---------- Material provided ----------

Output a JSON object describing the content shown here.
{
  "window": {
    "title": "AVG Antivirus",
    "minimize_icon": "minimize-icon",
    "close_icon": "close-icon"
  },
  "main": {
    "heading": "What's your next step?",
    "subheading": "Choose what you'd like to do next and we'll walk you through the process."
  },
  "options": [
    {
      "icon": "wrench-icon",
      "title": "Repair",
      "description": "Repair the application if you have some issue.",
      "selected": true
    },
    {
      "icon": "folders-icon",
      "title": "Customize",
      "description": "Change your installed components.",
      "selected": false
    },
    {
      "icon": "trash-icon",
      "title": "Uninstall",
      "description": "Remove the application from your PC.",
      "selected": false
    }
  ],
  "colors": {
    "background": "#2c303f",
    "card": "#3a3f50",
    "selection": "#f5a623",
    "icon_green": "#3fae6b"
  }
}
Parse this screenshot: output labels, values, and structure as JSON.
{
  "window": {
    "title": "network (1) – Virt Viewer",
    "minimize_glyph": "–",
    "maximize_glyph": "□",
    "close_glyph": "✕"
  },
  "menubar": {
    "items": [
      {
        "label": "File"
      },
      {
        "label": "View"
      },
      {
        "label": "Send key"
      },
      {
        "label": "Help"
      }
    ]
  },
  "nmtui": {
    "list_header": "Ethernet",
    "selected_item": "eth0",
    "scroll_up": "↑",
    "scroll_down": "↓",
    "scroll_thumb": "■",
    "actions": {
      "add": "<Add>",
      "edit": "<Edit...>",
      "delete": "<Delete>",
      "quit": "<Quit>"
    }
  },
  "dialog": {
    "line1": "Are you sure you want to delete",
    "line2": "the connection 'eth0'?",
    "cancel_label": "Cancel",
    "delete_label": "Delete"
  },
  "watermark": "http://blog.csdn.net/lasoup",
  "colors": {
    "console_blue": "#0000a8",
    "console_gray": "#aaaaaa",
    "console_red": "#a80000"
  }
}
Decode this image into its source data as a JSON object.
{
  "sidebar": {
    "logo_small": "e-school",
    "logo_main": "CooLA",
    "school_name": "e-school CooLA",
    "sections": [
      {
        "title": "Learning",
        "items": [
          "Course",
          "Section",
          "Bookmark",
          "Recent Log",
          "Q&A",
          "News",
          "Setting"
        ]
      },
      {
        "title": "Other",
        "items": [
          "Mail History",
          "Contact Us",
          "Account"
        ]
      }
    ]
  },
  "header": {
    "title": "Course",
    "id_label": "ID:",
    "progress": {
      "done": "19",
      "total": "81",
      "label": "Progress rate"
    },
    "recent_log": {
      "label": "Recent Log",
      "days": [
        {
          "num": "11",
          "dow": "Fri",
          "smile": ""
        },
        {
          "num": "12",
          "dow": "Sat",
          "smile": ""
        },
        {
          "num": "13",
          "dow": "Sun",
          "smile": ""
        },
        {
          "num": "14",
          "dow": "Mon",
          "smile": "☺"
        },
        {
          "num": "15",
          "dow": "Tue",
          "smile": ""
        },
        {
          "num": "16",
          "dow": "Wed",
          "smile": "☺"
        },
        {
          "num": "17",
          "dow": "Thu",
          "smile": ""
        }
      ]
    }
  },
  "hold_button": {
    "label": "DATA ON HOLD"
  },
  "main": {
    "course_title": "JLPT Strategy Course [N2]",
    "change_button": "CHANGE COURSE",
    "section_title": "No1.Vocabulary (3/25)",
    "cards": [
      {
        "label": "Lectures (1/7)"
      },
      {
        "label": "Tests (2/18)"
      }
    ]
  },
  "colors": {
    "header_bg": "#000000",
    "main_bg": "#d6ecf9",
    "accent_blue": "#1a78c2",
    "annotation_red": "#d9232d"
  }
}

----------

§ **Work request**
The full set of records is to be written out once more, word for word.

§ **Output below**
Output a JSON object describing the content shown here.
{
  "window": {
    "title": "AVG Antivirus",
    "minimize_icon": "minimize-icon",
    "close_icon": "close-icon"
  },
  "main": {
    "heading": "What's your next step?",
    "subheading": "Choose what you'd like to do next and we'll walk you through the process."
  },
  "options": [
    {
      "icon": "wrench-icon",
      "title": "Repair",
      "description": "Repair the application if you have some issue.",
      "selected": true
    },
    {
      "icon": "folders-icon",
      "title": "Customize",
      "description": "Change your installed components.",
      "selected": false
    },
    {
      "icon": "trash-icon",
      "title": "Uninstall",
      "description": "Remove the application from your PC.",
      "selected": false
    }
  ],
  "colors": {
    "background": "#2c303f",
    "card": "#3a3f50",
    "selection": "#f5a623",
    "icon_green": "#3fae6b"
  }
}
Parse this screenshot: output labels, values, and structure as JSON.
{
  "window": {
    "title": "network (1) – Virt Viewer",
    "minimize_glyph": "–",
    "maximize_glyph": "□",
    "close_glyph": "✕"
  },
  "menubar": {
    "items": [
      {
        "label": "File"
      },
      {
        "label": "View"
      },
      {
        "label": "Send key"
      },
      {
        "label": "Help"
      }
    ]
  },
  "nmtui": {
    "list_header": "Ethernet",
    "selected_item": "eth0",
    "scroll_up": "↑",
    "scroll_down": "↓",
    "scroll_thumb": "■",
    "actions": {
      "add": "<Add>",
      "edit": "<Edit...>",
      "delete": "<Delete>",
      "quit": "<Quit>"
    }
  },
  "dialog": {
    "line1": "Are you sure you want to delete",
    "line2": "the connection 'eth0'?",
    "cancel_label": "Cancel",
    "delete_label": "Delete"
  },
  "watermark": "http://blog.csdn.net/lasoup",
  "colors": {
    "console_blue": "#0000a8",
    "console_gray": "#aaaaaa",
    "console_red": "#a80000"
  }
}
Decode this image into its source data as a JSON object.
{
  "sidebar": {
    "logo_small": "e-school",
    "logo_main": "CooLA",
    "school_name": "e-school CooLA",
    "sections": [
      {
        "title": "Learning",
        "items": [
          "Course",
          "Section",
          "Bookmark",
          "Recent Log",
          "Q&A",
          "News",
          "Setting"
        ]
      },
      {
        "title": "Other",
        "items": [
          "Mail History",
          "Contact Us",
          "Account"
        ]
      }
    ]
  },
  "header": {
    "title": "Course",
    "id_label": "ID:",
    "progress": {
      "done": "19",
      "total": "81",
      "label": "Progress rate"
    },
    "recent_log": {
      "label": "Recent Log",
      "days": [
        {
          "num": "11",
          "dow": "Fri",
          "smile": ""
        },
        {
          "num": "12",
          "dow": "Sat",
          "smile": ""
        },
        {
          "num": "13",
          "dow": "Sun",
          "smile": ""
        },
        {
          "num": "14",
          "dow": "Mon",
          "smile": "☺"
        },
        {
          "num": "15",
          "dow": "Tue",
          "smile": ""
        },
        {
          "num": "16",
          "dow": "Wed",
          "smile": "☺"
        },
        {
          "num": "17",
          "dow": "Thu",
          "smile": ""
        }
      ]
    }
  },
  "hold_button": {
    "label": "DATA ON HOLD"
  },
  "main": {
    "course_title": "JLPT Strategy Course [N2]",
    "change_button": "CHANGE COURSE",
    "section_title": "No1.Vocabulary (3/25)",
    "cards": [
      {
        "label": "Lectures (1/7)"
      },
      {
        "label": "Tests (2/18)"
      }
    ]
  },
  "colors": {
    "header_bg": "#000000",
    "main_bg": "#d6ecf9",
    "accent_blue": "#1a78c2",
    "annotation_red": "#d9232d"
  }
}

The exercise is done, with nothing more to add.